**Exercise goal**
For the records below, work out the number of lines holding "провадження" and reply with only that.

(Excerpts from an interface dataset)
::::
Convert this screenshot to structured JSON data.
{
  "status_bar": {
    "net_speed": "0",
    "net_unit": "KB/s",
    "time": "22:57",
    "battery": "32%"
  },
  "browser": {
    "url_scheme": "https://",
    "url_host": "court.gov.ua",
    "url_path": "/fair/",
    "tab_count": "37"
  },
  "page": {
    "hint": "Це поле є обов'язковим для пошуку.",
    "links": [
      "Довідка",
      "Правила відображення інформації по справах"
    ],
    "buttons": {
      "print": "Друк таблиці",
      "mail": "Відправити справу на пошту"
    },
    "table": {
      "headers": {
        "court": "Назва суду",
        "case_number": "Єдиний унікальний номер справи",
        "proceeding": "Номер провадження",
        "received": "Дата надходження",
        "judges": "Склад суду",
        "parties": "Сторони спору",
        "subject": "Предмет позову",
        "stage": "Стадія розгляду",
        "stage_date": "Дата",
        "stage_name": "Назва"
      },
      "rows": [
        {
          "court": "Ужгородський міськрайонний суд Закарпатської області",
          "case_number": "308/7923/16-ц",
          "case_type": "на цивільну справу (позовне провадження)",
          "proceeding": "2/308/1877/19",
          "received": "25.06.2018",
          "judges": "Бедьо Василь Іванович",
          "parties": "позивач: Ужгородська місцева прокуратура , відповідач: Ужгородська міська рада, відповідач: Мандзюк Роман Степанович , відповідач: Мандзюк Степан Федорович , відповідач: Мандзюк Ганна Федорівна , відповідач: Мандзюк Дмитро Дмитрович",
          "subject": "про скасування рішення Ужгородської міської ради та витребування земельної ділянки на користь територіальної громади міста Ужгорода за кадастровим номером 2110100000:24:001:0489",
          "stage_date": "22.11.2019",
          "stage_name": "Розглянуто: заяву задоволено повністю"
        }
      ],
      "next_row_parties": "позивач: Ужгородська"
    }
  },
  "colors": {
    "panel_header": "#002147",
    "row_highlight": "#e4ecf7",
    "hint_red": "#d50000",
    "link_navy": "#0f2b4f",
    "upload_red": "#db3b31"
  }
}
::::
**The completed task**
2